Sandwich © Izumi Miyazaki

Future Food

Unable to visit in person, our Germany correspondent Inés Lauber talked online to the curator Viktoria Krason from the German Hygiene Museum in Dresden, about her current exhibition “Future Food. What will we eat tomorrow?”. This broad-ranging show considers how we can adapt to feed a global population under climate change; addresses appalling inequalities behind trade practices; looks at how choice can leave a bad taste in the mouth and puts interesting future food scenarios on the table.

14th September 2020

The exhibition Future Food. What will we eat tomorrow?, which is on show until February 21, 2021 at the German Hygiene Museum in Dresden, explores possible future food scenarios and aims to educate about the circumstances and complexities of our food systems. 

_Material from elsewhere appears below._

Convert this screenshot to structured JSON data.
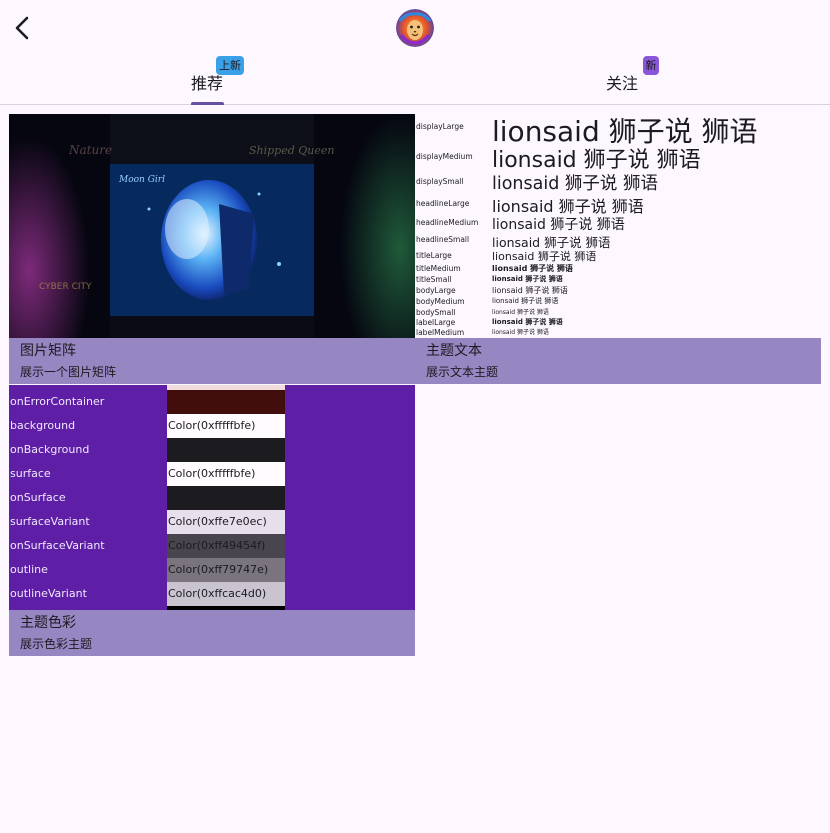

The ways in which we eat and grow food shape the planet like nothing else. Over the past fifty years agriculture and food systems have changed dramatically worldwide. Today, we need to realise that it is time to think of alternative solutions for sustainable development in our food systems in order to make sure that we can provide enough good and clean food for our future generations.

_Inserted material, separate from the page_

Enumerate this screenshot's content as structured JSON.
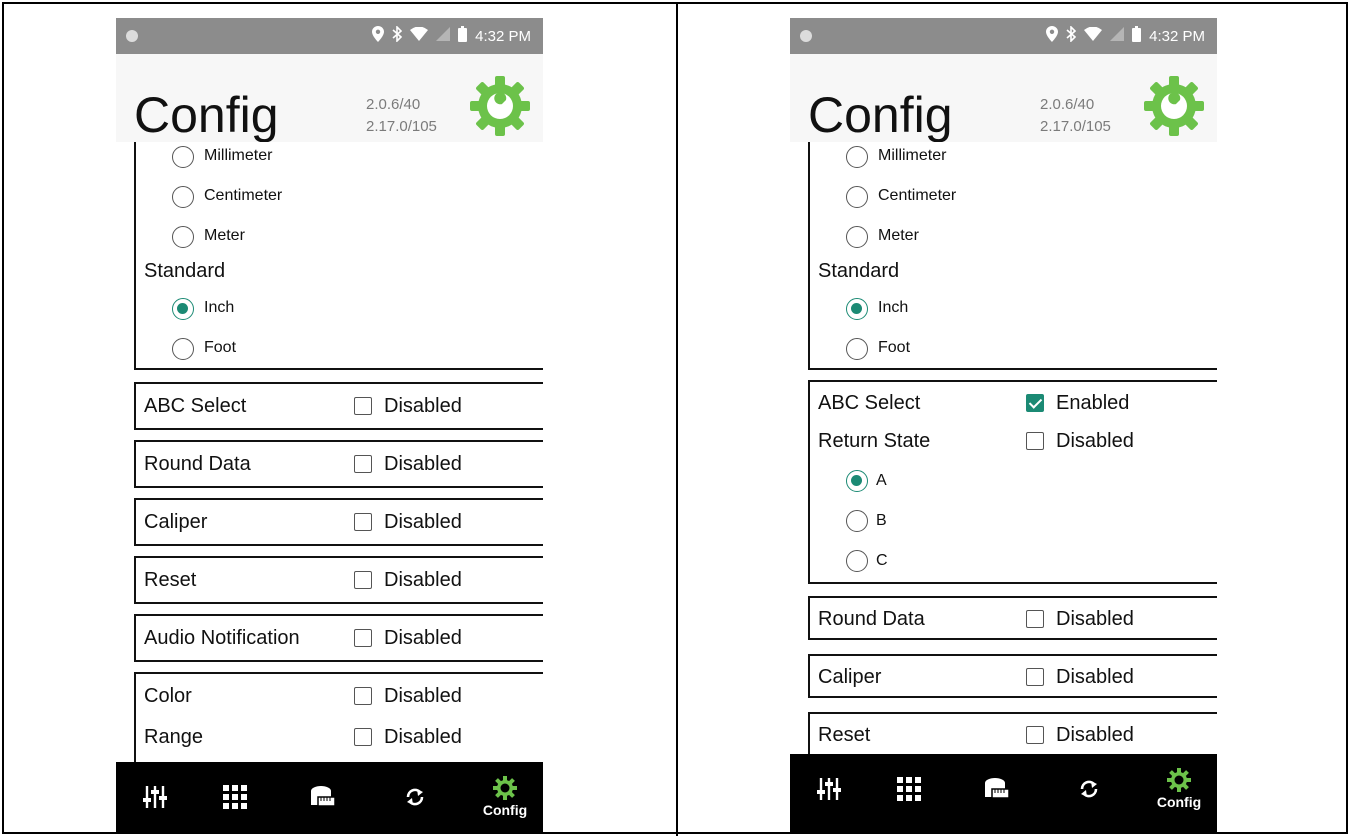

This exhibition looks at such possible future food scenarios and introduces us to new ideas and possible solutions, some of which already exist, some are being researched and yet others are speculative future scenarios. The exhibition encourages us to look at the topic of food from political and scientific as well as historic, cultural and artistic perspectives. 

Taraco © Izumi Miyazaki

"Do we need to rethink and redesign our consumption habits?"

“Future Food” is clustered around four main topics. The first introduces us to Production of food, specifically how we will feed a growing world population with the resources available, which may need to be reduced, rethought and adapted in the face of climate change. 

Then we move on to Trade. Here, we are confronted with the often ugly truths behind some of the foodstuffs we may know and eat on a daily basis, such as sugar, cacao, coffee and avocados. The history of trading these exotic foodstuffs dates back to colonialism. But still today there are modern slave systems in food production worldwide. Do we need to rethink and redesign our consumption  habits? Are we able to make rational decisions about emotional and desire-laden topics like food?

Clever Robots for Crops © Uli Benz / TU München

Sensory Stimuli © Jinhyun Jeon

This takes us to the third section: Choice in the “supermarket of the future”. Today, we are overwhelmed by choice, which can sometimes be more stressful than pleasant, as well as confusing. Amongst all these offers, are we really free to choose? What influences our choices and how can we make better ones which are actually good for us, our society and the climate?

In the final section of the exhibition, Epilogue: “The Big Meal”, we are invited to imagine “palatable future scenarios” such as: What if we were able to grow our own coffee beans? What if we all ate only sustainably-farmed meat once a month during a big slaughter celebration event? Here, literature is used to question the status quo and allow us a fictional vision into the future of eating. 

The “Future Food” exhibition aims to inspire and open up our minds to rethink and question the way we eat, while providing us with historical and political knowledge and insights to make better choices for a desirable future. 



Article by our Germany correspondent Inés Lauber